The task: Leave the pictures out and print every record below exactly as it stands.
Start of Available records
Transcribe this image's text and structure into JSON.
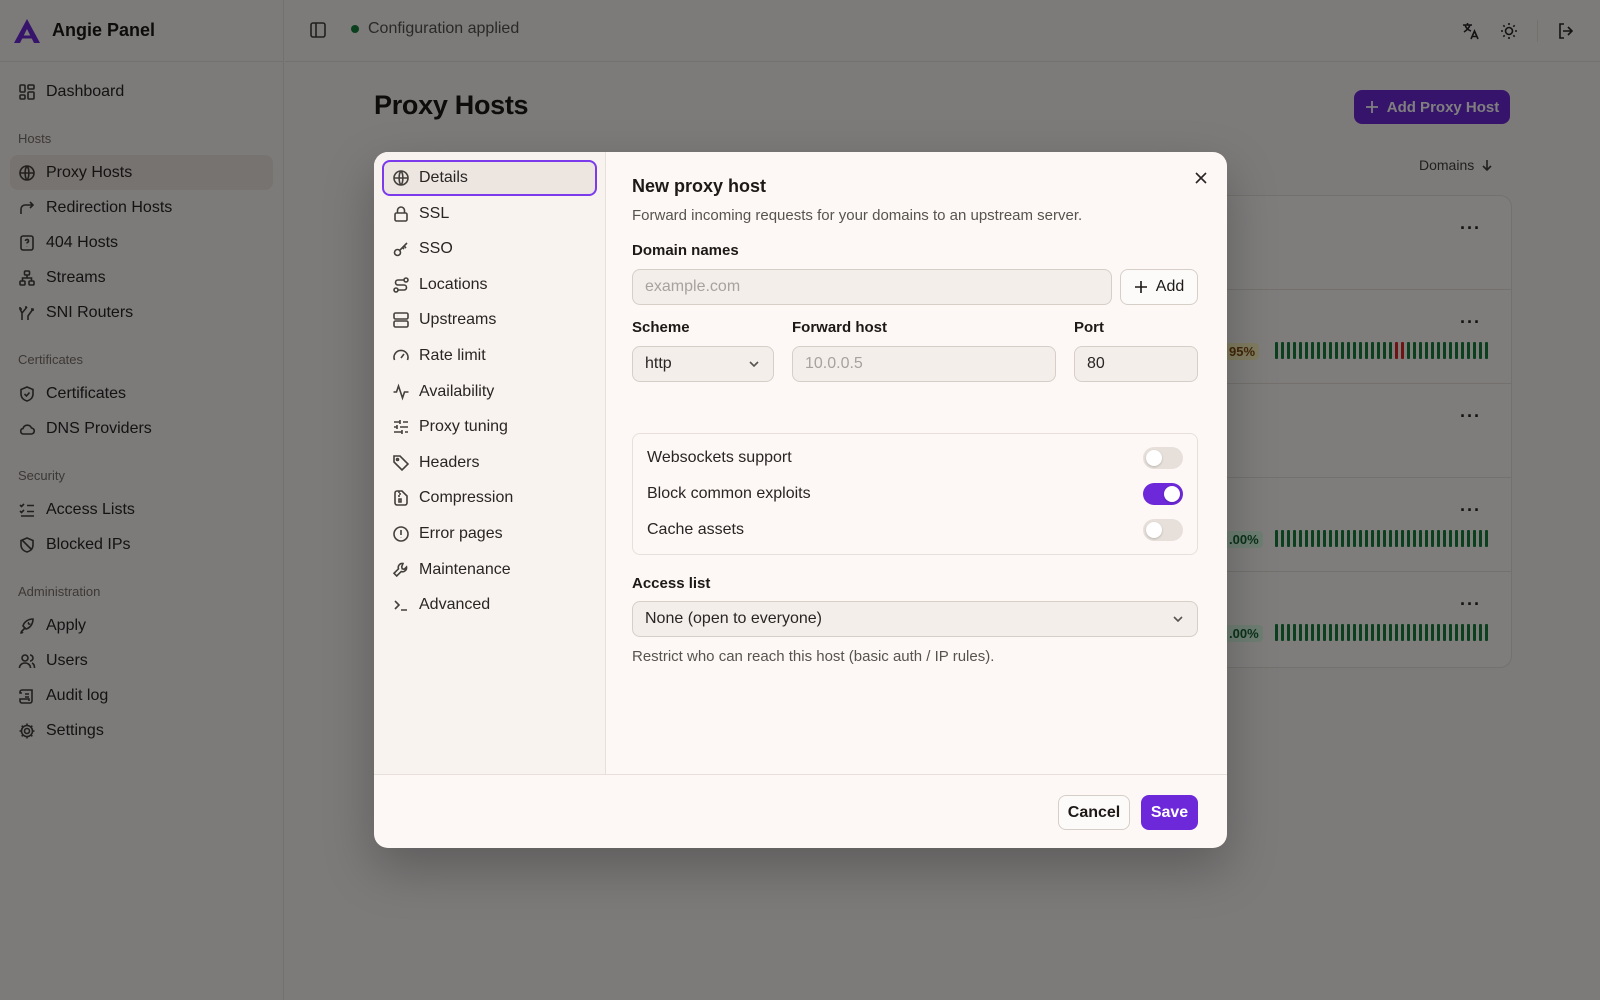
{
  "app": {
    "name": "Angie Panel"
  },
  "topbar": {
    "status": "Configuration applied"
  },
  "sidebar": {
    "dashboard": "Dashboard",
    "groups": [
      {
        "label": "Hosts",
        "items": [
          "Proxy Hosts",
          "Redirection Hosts",
          "404 Hosts",
          "Streams",
          "SNI Routers"
        ]
      },
      {
        "label": "Certificates",
        "items": [
          "Certificates",
          "DNS Providers"
        ]
      },
      {
        "label": "Security",
        "items": [
          "Access Lists",
          "Blocked IPs"
        ]
      },
      {
        "label": "Administration",
        "items": [
          "Apply",
          "Users",
          "Audit log",
          "Settings"
        ]
      }
    ]
  },
  "page": {
    "title": "Proxy Hosts",
    "add_button": "Add Proxy Host",
    "sort_label": "Domains",
    "rows": [
      {
        "pct": ""
      },
      {
        "pct": "95%"
      },
      {
        "pct": ""
      },
      {
        "pct": ".00%"
      },
      {
        "pct": ".00%"
      }
    ]
  },
  "modal": {
    "title": "New proxy host",
    "subtitle": "Forward incoming requests for your domains to an upstream server.",
    "tabs": [
      "Details",
      "SSL",
      "SSO",
      "Locations",
      "Upstreams",
      "Rate limit",
      "Availability",
      "Proxy tuning",
      "Headers",
      "Compression",
      "Error pages",
      "Maintenance",
      "Advanced"
    ],
    "active_tab": "Details",
    "domain_names": {
      "label": "Domain names",
      "placeholder": "example.com",
      "add_label": "Add"
    },
    "scheme": {
      "label": "Scheme",
      "value": "http"
    },
    "forward_host": {
      "label": "Forward host",
      "placeholder": "10.0.0.5"
    },
    "port": {
      "label": "Port",
      "value": "80"
    },
    "toggles": [
      {
        "label": "Websockets support",
        "on": false
      },
      {
        "label": "Block common exploits",
        "on": true
      },
      {
        "label": "Cache assets",
        "on": false
      }
    ],
    "access_list": {
      "label": "Access list",
      "value": "None (open to everyone)",
      "help": "Restrict who can reach this host (basic auth / IP rules)."
    },
    "cancel_label": "Cancel",
    "save_label": "Save"
  },
  "colors": {
    "accent": "#6d28d9",
    "status_ok": "#15803d",
    "status_bad": "#dc2626"
  }
}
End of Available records
Answer:
Transcribe this image's text and structure into JSON.
{
  "app": {
    "name": "Angie Panel"
  },
  "topbar": {
    "status": "Configuration applied"
  },
  "sidebar": {
    "dashboard": "Dashboard",
    "groups": [
      {
        "label": "Hosts",
        "items": [
          "Proxy Hosts",
          "Redirection Hosts",
          "404 Hosts",
          "Streams",
          "SNI Routers"
        ]
      },
      {
        "label": "Certificates",
        "items": [
          "Certificates",
          "DNS Providers"
        ]
      },
      {
        "label": "Security",
        "items": [
          "Access Lists",
          "Blocked IPs"
        ]
      },
      {
        "label": "Administration",
        "items": [
          "Apply",
          "Users",
          "Audit log",
          "Settings"
        ]
      }
    ]
  },
  "page": {
    "title": "Proxy Hosts",
    "add_button": "Add Proxy Host",
    "sort_label": "Domains",
    "rows": [
      {
        "pct": ""
      },
      {
        "pct": "95%"
      },
      {
        "pct": ""
      },
      {
        "pct": ".00%"
      },
      {
        "pct": ".00%"
      }
    ]
  },
  "modal": {
    "title": "New proxy host",
    "subtitle": "Forward incoming requests for your domains to an upstream server.",
    "tabs": [
      "Details",
      "SSL",
      "SSO",
      "Locations",
      "Upstreams",
      "Rate limit",
      "Availability",
      "Proxy tuning",
      "Headers",
      "Compression",
      "Error pages",
      "Maintenance",
      "Advanced"
    ],
    "active_tab": "Details",
    "domain_names": {
      "label": "Domain names",
      "placeholder": "example.com",
      "add_label": "Add"
    },
    "scheme": {
      "label": "Scheme",
      "value": "http"
    },
    "forward_host": {
      "label": "Forward host",
      "placeholder": "10.0.0.5"
    },
    "port": {
      "label": "Port",
      "value": "80"
    },
    "toggles": [
      {
        "label": "Websockets support",
        "on": false
      },
      {
        "label": "Block common exploits",
        "on": true
      },
      {
        "label": "Cache assets",
        "on": false
      }
    ],
    "access_list": {
      "label": "Access list",
      "value": "None (open to everyone)",
      "help": "Restrict who can reach this host (basic auth / IP rules)."
    },
    "cancel_label": "Cancel",
    "save_label": "Save"
  },
  "colors": {
    "accent": "#6d28d9",
    "status_ok": "#15803d",
    "status_bad": "#dc2626"
  }
}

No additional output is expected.